▸ EXERCISE INPUT:
■ ■ ■ ■ ■
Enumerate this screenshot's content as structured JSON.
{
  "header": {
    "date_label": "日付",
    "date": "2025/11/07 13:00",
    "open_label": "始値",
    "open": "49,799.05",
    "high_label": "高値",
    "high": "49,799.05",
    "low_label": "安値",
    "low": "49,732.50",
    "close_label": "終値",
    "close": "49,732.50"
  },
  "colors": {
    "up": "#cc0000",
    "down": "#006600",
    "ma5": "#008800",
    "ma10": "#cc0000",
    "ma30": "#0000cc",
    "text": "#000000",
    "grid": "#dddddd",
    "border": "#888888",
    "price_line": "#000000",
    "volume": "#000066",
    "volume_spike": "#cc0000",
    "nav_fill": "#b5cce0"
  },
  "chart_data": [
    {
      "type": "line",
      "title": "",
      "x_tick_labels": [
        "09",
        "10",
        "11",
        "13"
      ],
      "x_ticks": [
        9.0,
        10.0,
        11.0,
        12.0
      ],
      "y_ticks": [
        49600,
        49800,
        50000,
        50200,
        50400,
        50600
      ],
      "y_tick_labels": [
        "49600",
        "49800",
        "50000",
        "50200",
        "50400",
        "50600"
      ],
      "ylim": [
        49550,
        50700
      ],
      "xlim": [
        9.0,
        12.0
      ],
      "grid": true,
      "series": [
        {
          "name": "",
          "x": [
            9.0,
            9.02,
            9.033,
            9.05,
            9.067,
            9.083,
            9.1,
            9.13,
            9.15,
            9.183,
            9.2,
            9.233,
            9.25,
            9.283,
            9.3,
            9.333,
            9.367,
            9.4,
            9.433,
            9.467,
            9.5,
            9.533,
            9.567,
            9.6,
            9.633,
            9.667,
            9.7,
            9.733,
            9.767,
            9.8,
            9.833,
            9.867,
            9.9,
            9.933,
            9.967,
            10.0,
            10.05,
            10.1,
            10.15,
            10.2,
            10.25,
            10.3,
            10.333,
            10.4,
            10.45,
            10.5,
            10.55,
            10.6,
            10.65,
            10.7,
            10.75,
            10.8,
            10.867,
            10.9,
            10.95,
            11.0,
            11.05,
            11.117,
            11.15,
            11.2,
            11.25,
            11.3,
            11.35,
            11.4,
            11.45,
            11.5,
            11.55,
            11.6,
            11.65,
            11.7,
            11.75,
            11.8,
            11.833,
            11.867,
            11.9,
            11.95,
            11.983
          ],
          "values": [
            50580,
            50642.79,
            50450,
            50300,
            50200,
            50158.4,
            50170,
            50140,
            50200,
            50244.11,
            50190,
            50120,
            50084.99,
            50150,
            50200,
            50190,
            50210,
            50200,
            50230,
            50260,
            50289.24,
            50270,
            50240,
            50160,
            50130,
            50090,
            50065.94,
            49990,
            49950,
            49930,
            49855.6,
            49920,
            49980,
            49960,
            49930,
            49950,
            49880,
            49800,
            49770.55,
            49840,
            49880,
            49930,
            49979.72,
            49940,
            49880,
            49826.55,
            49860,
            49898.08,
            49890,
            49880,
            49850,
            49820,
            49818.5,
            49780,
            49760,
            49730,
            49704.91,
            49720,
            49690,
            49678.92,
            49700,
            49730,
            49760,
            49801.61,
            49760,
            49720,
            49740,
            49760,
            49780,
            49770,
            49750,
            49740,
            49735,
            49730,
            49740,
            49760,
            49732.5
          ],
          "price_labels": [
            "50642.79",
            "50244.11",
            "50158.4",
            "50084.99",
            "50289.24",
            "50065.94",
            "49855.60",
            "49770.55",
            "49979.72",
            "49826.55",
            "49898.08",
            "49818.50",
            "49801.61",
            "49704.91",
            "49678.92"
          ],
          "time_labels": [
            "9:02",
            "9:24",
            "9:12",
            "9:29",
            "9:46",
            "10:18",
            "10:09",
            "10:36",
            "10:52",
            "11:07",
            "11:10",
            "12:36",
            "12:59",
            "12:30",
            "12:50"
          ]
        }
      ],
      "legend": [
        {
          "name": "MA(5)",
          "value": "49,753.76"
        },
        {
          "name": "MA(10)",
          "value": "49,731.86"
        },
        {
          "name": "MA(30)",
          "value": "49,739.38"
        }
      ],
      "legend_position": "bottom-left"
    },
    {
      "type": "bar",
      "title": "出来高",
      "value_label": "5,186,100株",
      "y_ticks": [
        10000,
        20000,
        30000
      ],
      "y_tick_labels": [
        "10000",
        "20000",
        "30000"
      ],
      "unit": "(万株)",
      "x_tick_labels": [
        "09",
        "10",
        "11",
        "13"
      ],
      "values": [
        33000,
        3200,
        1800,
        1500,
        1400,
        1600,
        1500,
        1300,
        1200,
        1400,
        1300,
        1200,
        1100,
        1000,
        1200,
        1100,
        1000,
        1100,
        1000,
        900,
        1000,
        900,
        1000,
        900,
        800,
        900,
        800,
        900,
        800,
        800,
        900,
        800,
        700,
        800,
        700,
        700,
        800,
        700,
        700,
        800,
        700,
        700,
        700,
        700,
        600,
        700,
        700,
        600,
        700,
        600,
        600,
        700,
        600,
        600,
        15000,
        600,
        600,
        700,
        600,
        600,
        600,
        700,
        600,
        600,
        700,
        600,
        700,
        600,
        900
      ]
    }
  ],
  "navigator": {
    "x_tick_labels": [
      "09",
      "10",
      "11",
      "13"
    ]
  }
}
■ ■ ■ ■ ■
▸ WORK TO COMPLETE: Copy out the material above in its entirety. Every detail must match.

▸ COMPLETED EXERCISE:
Enumerate this screenshot's content as structured JSON.
{
  "header": {
    "date_label": "日付",
    "date": "2025/11/07 13:00",
    "open_label": "始値",
    "open": "49,799.05",
    "high_label": "高値",
    "high": "49,799.05",
    "low_label": "安値",
    "low": "49,732.50",
    "close_label": "終値",
    "close": "49,732.50"
  },
  "colors": {
    "up": "#cc0000",
    "down": "#006600",
    "ma5": "#008800",
    "ma10": "#cc0000",
    "ma30": "#0000cc",
    "text": "#000000",
    "grid": "#dddddd",
    "border": "#888888",
    "price_line": "#000000",
    "volume": "#000066",
    "volume_spike": "#cc0000",
    "nav_fill": "#b5cce0"
  },
  "chart_data": [
    {
      "type": "line",
      "title": "",
      "x_tick_labels": [
        "09",
        "10",
        "11",
        "13"
      ],
      "x_ticks": [
        9.0,
        10.0,
        11.0,
        12.0
      ],
      "y_ticks": [
        49600,
        49800,
        50000,
        50200,
        50400,
        50600
      ],
      "y_tick_labels": [
        "49600",
        "49800",
        "50000",
        "50200",
        "50400",
        "50600"
      ],
      "ylim": [
        49550,
        50700
      ],
      "xlim": [
        9.0,
        12.0
      ],
      "grid": true,
      "series": [
        {
          "name": "",
          "x": [
            9.0,
            9.02,
            9.033,
            9.05,
            9.067,
            9.083,
            9.1,
            9.13,
            9.15,
            9.183,
            9.2,
            9.233,
            9.25,
            9.283,
            9.3,
            9.333,
            9.367,
            9.4,
            9.433,
            9.467,
            9.5,
            9.533,
            9.567,
            9.6,
            9.633,
            9.667,
            9.7,
            9.733,
            9.767,
            9.8,
            9.833,
            9.867,
            9.9,
            9.933,
            9.967,
            10.0,
            10.05,
            10.1,
            10.15,
            10.2,
            10.25,
            10.3,
            10.333,
            10.4,
            10.45,
            10.5,
            10.55,
            10.6,
            10.65,
            10.7,
            10.75,
            10.8,
            10.867,
            10.9,
            10.95,
            11.0,
            11.05,
            11.117,
            11.15,
            11.2,
            11.25,
            11.3,
            11.35,
            11.4,
            11.45,
            11.5,
            11.55,
            11.6,
            11.65,
            11.7,
            11.75,
            11.8,
            11.833,
            11.867,
            11.9,
            11.95,
            11.983
          ],
          "values": [
            50580,
            50642.79,
            50450,
            50300,
            50200,
            50158.4,
            50170,
            50140,
            50200,
            50244.11,
            50190,
            50120,
            50084.99,
            50150,
            50200,
            50190,
            50210,
            50200,
            50230,
            50260,
            50289.24,
            50270,
            50240,
            50160,
            50130,
            50090,
            50065.94,
            49990,
            49950,
            49930,
            49855.6,
            49920,
            49980,
            49960,
            49930,
            49950,
            49880,
            49800,
            49770.55,
            49840,
            49880,
            49930,
            49979.72,
            49940,
            49880,
            49826.55,
            49860,
            49898.08,
            49890,
            49880,
            49850,
            49820,
            49818.5,
            49780,
            49760,
            49730,
            49704.91,
            49720,
            49690,
            49678.92,
            49700,
            49730,
            49760,
            49801.61,
            49760,
            49720,
            49740,
            49760,
            49780,
            49770,
            49750,
            49740,
            49735,
            49730,
            49740,
            49760,
            49732.5
          ],
          "price_labels": [
            "50642.79",
            "50244.11",
            "50158.4",
            "50084.99",
            "50289.24",
            "50065.94",
            "49855.60",
            "49770.55",
            "49979.72",
            "49826.55",
            "49898.08",
            "49818.50",
            "49801.61",
            "49704.91",
            "49678.92"
          ],
          "time_labels": [
            "9:02",
            "9:24",
            "9:12",
            "9:29",
            "9:46",
            "10:18",
            "10:09",
            "10:36",
            "10:52",
            "11:07",
            "11:10",
            "12:36",
            "12:59",
            "12:30",
            "12:50"
          ]
        }
      ],
      "legend": [
        {
          "name": "MA(5)",
          "value": "49,753.76"
        },
        {
          "name": "MA(10)",
          "value": "49,731.86"
        },
        {
          "name": "MA(30)",
          "value": "49,739.38"
        }
      ],
      "legend_position": "bottom-left"
    },
    {
      "type": "bar",
      "title": "出来高",
      "value_label": "5,186,100株",
      "y_ticks": [
        10000,
        20000,
        30000
      ],
      "y_tick_labels": [
        "10000",
        "20000",
        "30000"
      ],
      "unit": "(万株)",
      "x_tick_labels": [
        "09",
        "10",
        "11",
        "13"
      ],
      "values": [
        33000,
        3200,
        1800,
        1500,
        1400,
        1600,
        1500,
        1300,
        1200,
        1400,
        1300,
        1200,
        1100,
        1000,
        1200,
        1100,
        1000,
        1100,
        1000,
        900,
        1000,
        900,
        1000,
        900,
        800,
        900,
        800,
        900,
        800,
        800,
        900,
        800,
        700,
        800,
        700,
        700,
        800,
        700,
        700,
        800,
        700,
        700,
        700,
        700,
        600,
        700,
        700,
        600,
        700,
        600,
        600,
        700,
        600,
        600,
        15000,
        600,
        600,
        700,
        600,
        600,
        600,
        700,
        600,
        600,
        700,
        600,
        700,
        600,
        900
      ]
    }
  ],
  "navigator": {
    "x_tick_labels": [
      "09",
      "10",
      "11",
      "13"
    ]
  }
}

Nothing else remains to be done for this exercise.